He could feel every one Baobab tree, smell their specific scent, and taste their sweet, tangy flavor on his tongue. The information he was receiving was too much for him to bear, and they kept on pouring into his mind with the force of a flood. Peter’s senses became overloaded by the onslaught, and he began to swoon.
Before he could blackout, he felt another Wooder make contact with the barrier somewhere along its circumference. The Wooder spoke calming and assuring words to him, skillfully channeling some of the inflow away from his mind. Peter pushed back on the inflow, stifling it to a reasonable speed.
It was then Peter realized the ground was vibrating. The trees were responding to him, setting of a vibratory response into the ground. Peter also realized there was a limit to what he could do now he had control of the barrier. He could still sense their unyieldedness.
“I need a path through,” he muttered, reaching two imaginary hands through the middle of the two center trunks. He felt a spark of resistance at the intrusion and paused to let it fizzle. He began to shove them apart. The vibration got worse, the resistance to his mind flared, and the trees began to push apart from each other.
With each feet he moved the trees, he felt his life-force drain away. The ground trembled. Barks wined aloud. Leaves and fruits rained down. Peter fought blackouts, desperately clinging onto life, until a two man path stood between him and the open field beyond.
Peter relinquished his hold of the Baobab barrier and collapsed to the floor. He felt like a massive weight had lifted from him. He found himself panting, and his blue polo T shirt was drenched in perspiration. Peter looked up at the path he had made and the first thing that caught his attention was the impossibly huge mansion standing in the center of a wide open field. Then he saw a crowd of people standing on the other side. And they were all staring at him in amazement.
End of Excerpt
So, did you enjoy it? Pretty sweet, huh? Don’t just read and like this post. Let me know what you think. Leave a comment.
This post was written to celebrate my Facebook followers. If you’re not already following me on Facebook, you can do so right this moment! Great, right? You’ll get updated first about everything, from probable cover arts to probable blurbs to sneak peeks to offers etc.

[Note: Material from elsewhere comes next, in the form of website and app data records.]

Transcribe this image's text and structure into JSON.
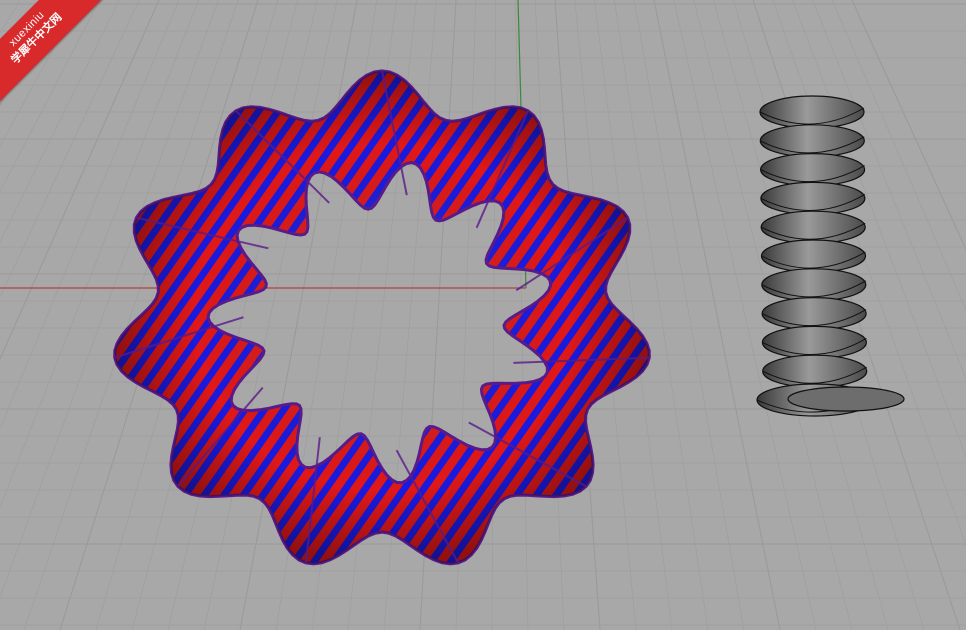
{
  "viewport": {
    "background_color": "#a8a8a8",
    "grid_minor_color": "#9e9e9e",
    "grid_major_color": "#9a9a9a",
    "x_axis_color": "#b04040",
    "y_axis_color": "#3a8a3a"
  },
  "watermark": {
    "line1": "xuexiniu",
    "line2": "学犀牛中文网",
    "color": "#d82a2a"
  },
  "objects": {
    "twisted_torus": {
      "stripe_colors": [
        "#e01818",
        "#1a1ae0"
      ],
      "edge_color": "#5a1a8a",
      "twist_count": 11
    },
    "helix_sweep": {
      "fill_color": "#777777",
      "line_color": "#111111",
      "turns": 11
    }
  }
}
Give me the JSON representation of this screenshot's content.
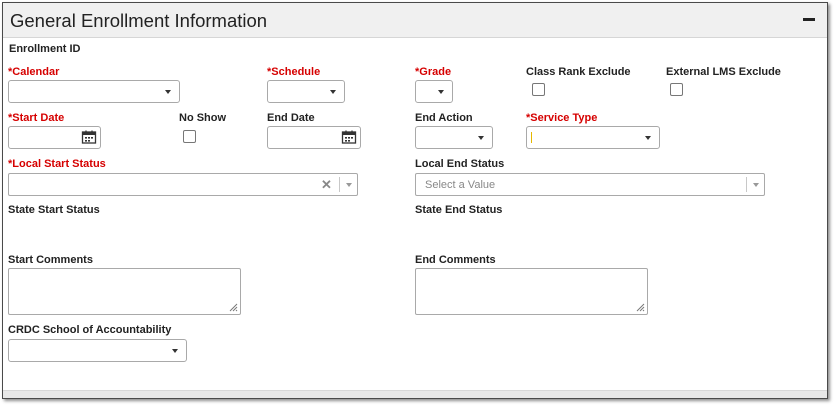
{
  "panel": {
    "title": "General Enrollment Information"
  },
  "fields": {
    "enrollment_id": {
      "label": "Enrollment ID"
    },
    "calendar": {
      "required_mark": "*",
      "label": "Calendar",
      "value": ""
    },
    "schedule": {
      "required_mark": "*",
      "label": "Schedule",
      "value": ""
    },
    "grade": {
      "required_mark": "*",
      "label": "Grade",
      "value": ""
    },
    "class_rank_exclude": {
      "label": "Class Rank Exclude",
      "checked": false
    },
    "external_lms_exclude": {
      "label": "External LMS Exclude",
      "checked": false
    },
    "start_date": {
      "required_mark": "*",
      "label": "Start Date",
      "value": ""
    },
    "no_show": {
      "label": "No Show",
      "checked": false
    },
    "end_date": {
      "label": "End Date",
      "value": ""
    },
    "end_action": {
      "label": "End Action",
      "value": ""
    },
    "service_type": {
      "required_mark": "*",
      "label": "Service Type",
      "value": ""
    },
    "local_start_status": {
      "required_mark": "*",
      "label": "Local Start Status",
      "value": ""
    },
    "local_end_status": {
      "label": "Local End Status",
      "placeholder": "Select a Value"
    },
    "state_start_status": {
      "label": "State Start Status"
    },
    "state_end_status": {
      "label": "State End Status"
    },
    "start_comments": {
      "label": "Start Comments",
      "value": ""
    },
    "end_comments": {
      "label": "End Comments",
      "value": ""
    },
    "crdc_school": {
      "label": "CRDC School of Accountability",
      "value": ""
    }
  },
  "icons": {
    "collapse": "minus-icon",
    "calendar": "calendar-icon",
    "dropdown": "chevron-down-icon",
    "clear": "close-icon",
    "resize": "resize-grip-icon"
  },
  "colors": {
    "required": "#d60000",
    "header_bg": "#f0f0f0",
    "border": "#a9a9a9"
  }
}
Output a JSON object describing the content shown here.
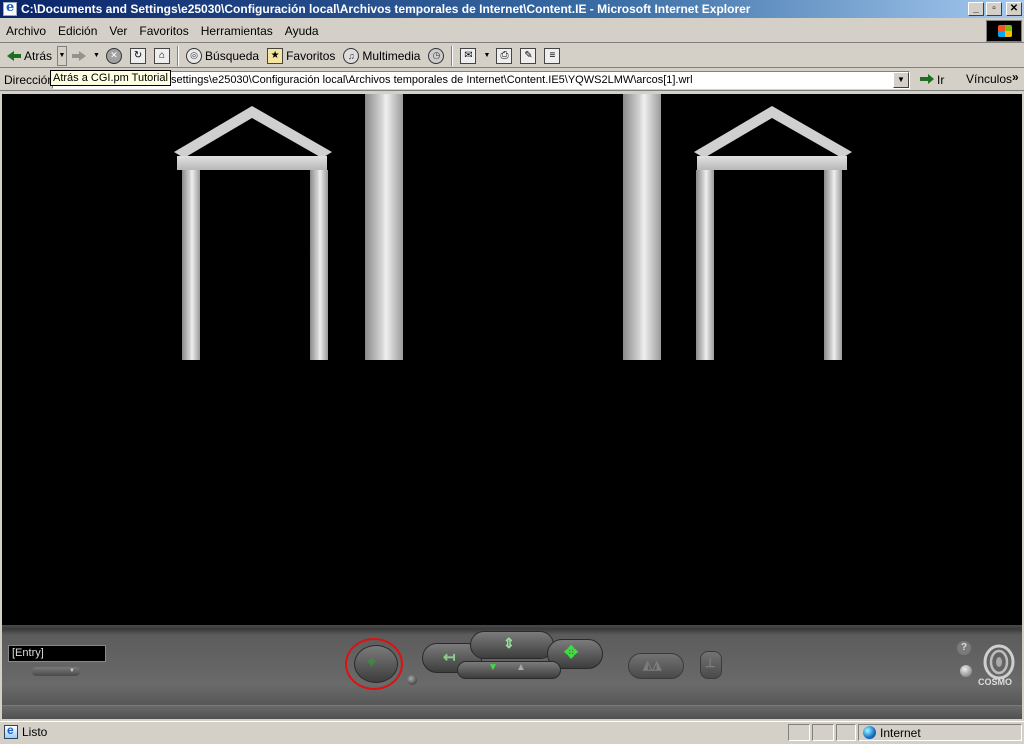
{
  "window": {
    "title": "C:\\Documents and Settings\\e25030\\Configuración local\\Archivos temporales de Internet\\Content.IE - Microsoft Internet Explorer",
    "minimize": "_",
    "maximize": "▫",
    "close": "✕"
  },
  "menu": {
    "items": [
      "Archivo",
      "Edición",
      "Ver",
      "Favoritos",
      "Herramientas",
      "Ayuda"
    ]
  },
  "toolbar": {
    "back_label": "Atrás",
    "search_label": "Búsqueda",
    "favorites_label": "Favoritos",
    "media_label": "Multimedia"
  },
  "address": {
    "label": "Dirección",
    "value": "settings\\e25030\\Configuración local\\Archivos temporales de Internet\\Content.IE5\\YQWS2LMW\\arcos[1].wrl",
    "go_label": "Ir",
    "links_label": "Vínculos",
    "tooltip": "Atrás a CGI.pm Tutorial"
  },
  "cosmo": {
    "viewpoint_value": "[Entry]",
    "logo_text": "COSMO",
    "help": "?"
  },
  "status": {
    "text": "Listo",
    "zone": "Internet"
  },
  "colors": {
    "title_gradient_start": "#0a246a",
    "title_gradient_end": "#a6caf0",
    "chrome": "#d4d0c8",
    "viewport_bg": "#000000",
    "nav_green": "#3ce03c",
    "highlight_red": "#e01010"
  }
}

Follow this link and click the like button: MY FACEBOOK PAGE
Hope you guys are having a great week. I know I am, writing Levitators and preparing Mewranters for publishing.
Kindle Bestselling Author